▶ [EXERCISE DETAILS]:
Repeat the entries word for word. Leave nothing out.

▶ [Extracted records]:
☆ ☆ ☆ ☆ ☆ ☆ ☆
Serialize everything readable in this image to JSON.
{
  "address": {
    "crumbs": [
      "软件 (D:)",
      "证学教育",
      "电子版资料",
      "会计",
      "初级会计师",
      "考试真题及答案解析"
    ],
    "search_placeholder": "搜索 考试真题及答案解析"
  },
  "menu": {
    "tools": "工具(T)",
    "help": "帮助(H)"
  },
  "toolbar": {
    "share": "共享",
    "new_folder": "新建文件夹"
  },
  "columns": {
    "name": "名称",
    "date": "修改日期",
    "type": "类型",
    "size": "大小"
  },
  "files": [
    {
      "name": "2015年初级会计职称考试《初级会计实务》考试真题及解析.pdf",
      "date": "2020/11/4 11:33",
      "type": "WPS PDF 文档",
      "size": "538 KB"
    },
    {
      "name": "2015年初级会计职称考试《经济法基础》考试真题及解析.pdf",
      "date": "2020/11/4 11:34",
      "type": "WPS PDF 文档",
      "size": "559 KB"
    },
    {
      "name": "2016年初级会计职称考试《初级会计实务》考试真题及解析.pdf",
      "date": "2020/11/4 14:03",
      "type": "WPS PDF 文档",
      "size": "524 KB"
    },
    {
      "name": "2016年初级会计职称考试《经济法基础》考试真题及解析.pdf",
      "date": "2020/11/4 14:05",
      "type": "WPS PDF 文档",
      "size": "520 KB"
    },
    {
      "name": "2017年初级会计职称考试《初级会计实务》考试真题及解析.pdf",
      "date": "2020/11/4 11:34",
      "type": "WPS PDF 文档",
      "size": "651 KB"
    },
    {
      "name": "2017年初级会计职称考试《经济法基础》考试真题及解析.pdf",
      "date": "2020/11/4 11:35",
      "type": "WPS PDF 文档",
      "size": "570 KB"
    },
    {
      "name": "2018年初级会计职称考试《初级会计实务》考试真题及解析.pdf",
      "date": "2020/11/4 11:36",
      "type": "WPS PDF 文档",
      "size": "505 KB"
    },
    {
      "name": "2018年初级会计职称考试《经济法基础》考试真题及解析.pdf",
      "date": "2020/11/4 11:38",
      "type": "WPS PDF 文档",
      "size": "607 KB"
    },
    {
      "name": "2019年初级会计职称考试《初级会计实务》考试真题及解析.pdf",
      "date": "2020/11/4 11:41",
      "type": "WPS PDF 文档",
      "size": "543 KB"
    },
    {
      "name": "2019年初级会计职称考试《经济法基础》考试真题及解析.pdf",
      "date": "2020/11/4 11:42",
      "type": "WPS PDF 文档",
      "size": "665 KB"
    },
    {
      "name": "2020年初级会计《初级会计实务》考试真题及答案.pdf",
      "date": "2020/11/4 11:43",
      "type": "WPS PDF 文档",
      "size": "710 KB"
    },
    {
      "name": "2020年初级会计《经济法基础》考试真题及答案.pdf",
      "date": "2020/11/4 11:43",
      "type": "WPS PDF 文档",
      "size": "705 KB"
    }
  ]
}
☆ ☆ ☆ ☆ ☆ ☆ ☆
▶ [EXERCISE RESPONSE]:
Serialize everything readable in this image to JSON.
{
  "address": {
    "crumbs": [
      "软件 (D:)",
      "证学教育",
      "电子版资料",
      "会计",
      "初级会计师",
      "考试真题及答案解析"
    ],
    "search_placeholder": "搜索 考试真题及答案解析"
  },
  "menu": {
    "tools": "工具(T)",
    "help": "帮助(H)"
  },
  "toolbar": {
    "share": "共享",
    "new_folder": "新建文件夹"
  },
  "columns": {
    "name": "名称",
    "date": "修改日期",
    "type": "类型",
    "size": "大小"
  },
  "files": [
    {
      "name": "2015年初级会计职称考试《初级会计实务》考试真题及解析.pdf",
      "date": "2020/11/4 11:33",
      "type": "WPS PDF 文档",
      "size": "538 KB"
    },
    {
      "name": "2015年初级会计职称考试《经济法基础》考试真题及解析.pdf",
      "date": "2020/11/4 11:34",
      "type": "WPS PDF 文档",
      "size": "559 KB"
    },
    {
      "name": "2016年初级会计职称考试《初级会计实务》考试真题及解析.pdf",
      "date": "2020/11/4 14:03",
      "type": "WPS PDF 文档",
      "size": "524 KB"
    },
    {
      "name": "2016年初级会计职称考试《经济法基础》考试真题及解析.pdf",
      "date": "2020/11/4 14:05",
      "type": "WPS PDF 文档",
      "size": "520 KB"
    },
    {
      "name": "2017年初级会计职称考试《初级会计实务》考试真题及解析.pdf",
      "date": "2020/11/4 11:34",
      "type": "WPS PDF 文档",
      "size": "651 KB"
    },
    {
      "name": "2017年初级会计职称考试《经济法基础》考试真题及解析.pdf",
      "date": "2020/11/4 11:35",
      "type": "WPS PDF 文档",
      "size": "570 KB"
    },
    {
      "name": "2018年初级会计职称考试《初级会计实务》考试真题及解析.pdf",
      "date": "2020/11/4 11:36",
      "type": "WPS PDF 文档",
      "size": "505 KB"
    },
    {
      "name": "2018年初级会计职称考试《经济法基础》考试真题及解析.pdf",
      "date": "2020/11/4 11:38",
      "type": "WPS PDF 文档",
      "size": "607 KB"
    },
    {
      "name": "2019年初级会计职称考试《初级会计实务》考试真题及解析.pdf",
      "date": "2020/11/4 11:41",
      "type": "WPS PDF 文档",
      "size": "543 KB"
    },
    {
      "name": "2019年初级会计职称考试《经济法基础》考试真题及解析.pdf",
      "date": "2020/11/4 11:42",
      "type": "WPS PDF 文档",
      "size": "665 KB"
    },
    {
      "name": "2020年初级会计《初级会计实务》考试真题及答案.pdf",
      "date": "2020/11/4 11:43",
      "type": "WPS PDF 文档",
      "size": "710 KB"
    },
    {
      "name": "2020年初级会计《经济法基础》考试真题及答案.pdf",
      "date": "2020/11/4 11:43",
      "type": "WPS PDF 文档",
      "size": "705 KB"
    }
  ]
}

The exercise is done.